county, which said writ bas been returnded exe
cuted. Now, therefore, unless yon, the 8id C. W.
Moshfr, sba 1 personally be and appear before the
said cir nit c .or of Ruck I-land connty on the
first day of the next term thereof, to be holden at
tbe court house in the city of ocfc Is'and, in said
county, on the nt d y of May, A. D 183, gi e
special b 1 and plead to the said plainli l a ac
tion judgment will be entered aeaii s you, and
Id favor of the said Peoole'a National Bunk, and
so much of tne i roperty attached as m ay be suf

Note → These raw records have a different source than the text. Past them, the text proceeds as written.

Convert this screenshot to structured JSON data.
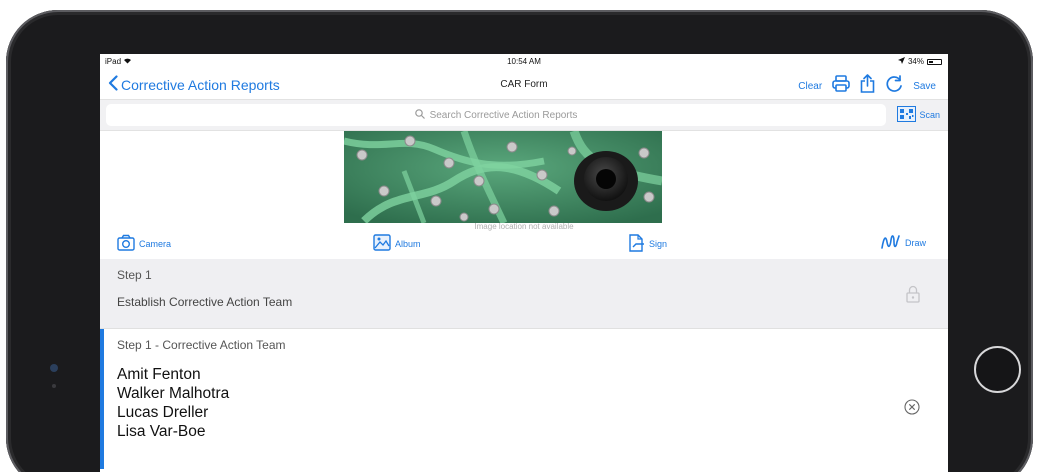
{
  "status_bar": {
    "device": "iPad",
    "time": "10:54 AM",
    "battery": "34%",
    "battery_level": 0.34
  },
  "nav": {
    "back_label": "Corrective Action Reports",
    "title": "CAR Form",
    "clear_label": "Clear",
    "save_label": "Save"
  },
  "search": {
    "placeholder": "Search Corrective Action Reports",
    "scan_label": "Scan"
  },
  "photo": {
    "caption": "Image location not available"
  },
  "attachments": {
    "camera_label": "Camera",
    "album_label": "Album",
    "sign_label": "Sign",
    "draw_label": "Draw"
  },
  "step": {
    "label": "Step 1",
    "title": "Establish Corrective Action Team"
  },
  "team_section": {
    "label": "Step 1 - Corrective Action Team",
    "members": [
      "Amit Fenton",
      "Walker Malhotra",
      "Lucas Dreller",
      "Lisa Var-Boe"
    ]
  },
  "icons": {
    "back": "chevron-left-icon",
    "print": "printer-icon",
    "share": "share-icon",
    "refresh": "refresh-icon",
    "search": "magnifier-icon",
    "scan": "qr-code-icon",
    "camera": "camera-icon",
    "album": "photo-album-icon",
    "sign": "signature-document-icon",
    "draw": "squiggle-draw-icon",
    "lock": "lock-icon",
    "clear": "circle-x-icon",
    "wifi": "wifi-icon",
    "location": "location-arrow-icon",
    "battery": "battery-icon"
  },
  "colors": {
    "accent": "#1f7ae0",
    "step_header_bg": "#efeff2",
    "frame": "#1b1b1d"
  }
}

ficient to sati-fy tbe said Judgment and costs, will
be told to satiny the same.
GE'iROB W. GAMBLE, Clerk.
Ja. L. Baas, Plaintiff 's Atto ney.
January 31, A, D. 1891. ,
Driffill & Gleim
Keeps the finest line of
IN THE CITY.
DRIFFILL & GLEIM
Under Harper House.
314 BRADY STREET,
The Pat,l and Wintee Goods are now In. DAVENPORT
Remember we are showing the largest and most variei
assortment of Domestic and Imported goods in the tires
cities. Suits made to your measure from $20 to 40; Trou
sers made to ycur measure f 5 to $12.
You wish a piece cf Diamond Jeweliy,
You wish a Watcb,
You wish a Clock,
You wish a Fine Pin,
You wish a pair of Ear Kings,
You wish something in Solid Silver,
You wish a pair of Opera Glasses,
You wish a pair of Gold Spectacles,
You wish anj lhirg in cur 15ne
You can surely find it at
Cor. Third and Brady Sts., Davenport, Iowa.
Never before heard of prices,
At G. O. HUCKSTAEDT'S,
1809 and 1811 Second Avenue.
14 w. Second Street. OAVFJIPORi. iOWI